__Task requirements__.
Repeat the entries exactly as they are written.

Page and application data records
• • • • •
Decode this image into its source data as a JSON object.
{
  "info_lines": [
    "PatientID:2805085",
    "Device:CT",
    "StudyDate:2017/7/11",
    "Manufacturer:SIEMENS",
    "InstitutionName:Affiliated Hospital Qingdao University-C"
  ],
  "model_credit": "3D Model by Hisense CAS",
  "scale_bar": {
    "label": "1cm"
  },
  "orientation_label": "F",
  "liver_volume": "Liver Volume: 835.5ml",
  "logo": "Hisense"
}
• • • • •
__Task response__.
Decode this image into its source data as a JSON object.
{
  "info_lines": [
    "PatientID:2805085",
    "Device:CT",
    "StudyDate:2017/7/11",
    "Manufacturer:SIEMENS",
    "InstitutionName:Affiliated Hospital Qingdao University-C"
  ],
  "model_credit": "3D Model by Hisense CAS",
  "scale_bar": {
    "label": "1cm"
  },
  "orientation_label": "F",
  "liver_volume": "Liver Volume: 835.5ml",
  "logo": "Hisense"
}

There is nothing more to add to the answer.